Patients at Ultra-High Risk (UHR) for developing a first psychosis vary widely in their symptom presentation and illness course. An important aim in UHR research concerns the characterization of the clinical heterogeneity in this population. We aimed to identify qualitatively and quantitatively different clinical symptom profiles at baseline and at 2-year follow-up in a group of UHR subjects and healthy controls. We employed a Latent Class Factor Analysis (LCFA) to the 19 items of the Structured Interview for Prodromal Syndromes (SIPS) ratings at baseline and at 2-year follow-up in a sample of 147 UHR subjects and 141 controls from the Dutch Prediction of Psychosis Study (DUPS) in the Netherlands.

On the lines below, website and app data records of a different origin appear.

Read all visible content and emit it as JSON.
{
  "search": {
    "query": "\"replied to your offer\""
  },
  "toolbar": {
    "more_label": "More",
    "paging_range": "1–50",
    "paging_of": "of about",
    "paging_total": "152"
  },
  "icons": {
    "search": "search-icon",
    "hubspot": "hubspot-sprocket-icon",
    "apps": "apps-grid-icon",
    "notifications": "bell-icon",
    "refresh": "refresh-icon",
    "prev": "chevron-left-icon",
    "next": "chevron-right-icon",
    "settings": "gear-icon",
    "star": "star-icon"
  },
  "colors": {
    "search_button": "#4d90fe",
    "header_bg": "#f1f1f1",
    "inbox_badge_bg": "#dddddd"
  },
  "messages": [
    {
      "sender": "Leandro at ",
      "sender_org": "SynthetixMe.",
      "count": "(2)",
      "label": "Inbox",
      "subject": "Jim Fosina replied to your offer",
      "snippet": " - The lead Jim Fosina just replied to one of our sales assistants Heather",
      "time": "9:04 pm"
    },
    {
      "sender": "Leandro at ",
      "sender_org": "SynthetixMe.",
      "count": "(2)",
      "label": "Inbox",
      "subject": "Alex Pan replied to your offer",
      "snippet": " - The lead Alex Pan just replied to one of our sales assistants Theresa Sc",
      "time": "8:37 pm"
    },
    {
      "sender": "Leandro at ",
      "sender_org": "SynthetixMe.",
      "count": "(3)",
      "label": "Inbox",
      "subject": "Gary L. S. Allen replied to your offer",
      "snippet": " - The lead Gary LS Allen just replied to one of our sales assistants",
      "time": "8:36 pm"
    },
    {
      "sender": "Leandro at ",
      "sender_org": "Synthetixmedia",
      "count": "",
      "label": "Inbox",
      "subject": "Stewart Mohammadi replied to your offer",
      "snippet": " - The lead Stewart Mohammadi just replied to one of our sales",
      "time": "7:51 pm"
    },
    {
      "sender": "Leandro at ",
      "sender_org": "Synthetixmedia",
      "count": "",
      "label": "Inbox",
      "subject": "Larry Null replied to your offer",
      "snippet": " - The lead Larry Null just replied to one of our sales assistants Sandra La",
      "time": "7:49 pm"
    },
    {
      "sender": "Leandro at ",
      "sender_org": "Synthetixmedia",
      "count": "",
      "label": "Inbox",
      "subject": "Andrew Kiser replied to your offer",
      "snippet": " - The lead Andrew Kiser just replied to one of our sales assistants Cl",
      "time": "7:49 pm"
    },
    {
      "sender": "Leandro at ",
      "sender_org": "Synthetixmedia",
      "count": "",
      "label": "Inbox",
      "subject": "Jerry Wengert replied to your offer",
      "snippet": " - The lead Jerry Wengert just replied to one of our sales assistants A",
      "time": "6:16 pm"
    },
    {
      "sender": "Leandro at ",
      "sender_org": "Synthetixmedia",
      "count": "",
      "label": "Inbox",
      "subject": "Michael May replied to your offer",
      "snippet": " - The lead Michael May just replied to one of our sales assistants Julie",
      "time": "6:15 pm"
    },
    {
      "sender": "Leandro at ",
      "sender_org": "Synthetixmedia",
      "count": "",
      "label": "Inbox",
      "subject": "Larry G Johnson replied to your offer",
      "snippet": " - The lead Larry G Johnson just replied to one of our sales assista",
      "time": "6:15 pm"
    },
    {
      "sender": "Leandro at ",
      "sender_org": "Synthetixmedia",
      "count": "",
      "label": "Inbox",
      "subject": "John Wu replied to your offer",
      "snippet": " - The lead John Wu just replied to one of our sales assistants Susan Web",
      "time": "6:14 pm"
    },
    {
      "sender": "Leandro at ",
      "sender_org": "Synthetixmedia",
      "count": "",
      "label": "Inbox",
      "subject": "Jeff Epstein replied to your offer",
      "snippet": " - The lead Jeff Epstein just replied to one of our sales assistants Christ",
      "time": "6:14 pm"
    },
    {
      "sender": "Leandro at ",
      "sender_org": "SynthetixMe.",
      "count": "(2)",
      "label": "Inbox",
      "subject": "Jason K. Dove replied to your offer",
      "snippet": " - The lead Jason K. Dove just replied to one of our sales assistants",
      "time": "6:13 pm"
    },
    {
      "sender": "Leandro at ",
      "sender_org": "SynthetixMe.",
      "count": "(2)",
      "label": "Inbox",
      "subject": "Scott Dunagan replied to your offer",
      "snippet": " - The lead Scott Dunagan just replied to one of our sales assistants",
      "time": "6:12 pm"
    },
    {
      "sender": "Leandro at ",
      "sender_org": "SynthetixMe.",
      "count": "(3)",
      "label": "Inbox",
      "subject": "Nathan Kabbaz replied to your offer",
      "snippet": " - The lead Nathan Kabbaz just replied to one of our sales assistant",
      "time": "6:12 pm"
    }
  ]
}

Additionally, a stepwise logistic regression analysis was performed with transition to psychosis as a dependent variable and baseline latent variable scores as predictors. Variation in symptomatology at baseline was explained by both quantitative and qualitative differences; at 2-year follow-up qualitative differences between individuals were no longer observed. Quantitative differences showed moderate stability over time (range=0.109-0.42). Within the UHR sample, transition to psychosis was significantly associated with quantitative differences in baseline SIPS scores. The results of our study suggest a 'quasi'-continuous extended psychosis phenotype, a finding that merits replication in other samples.
- Clinical symptoms
- Latent class factor analysis (LCFA)
- Structured interview for prodromal syndromes
- Ultra-high risk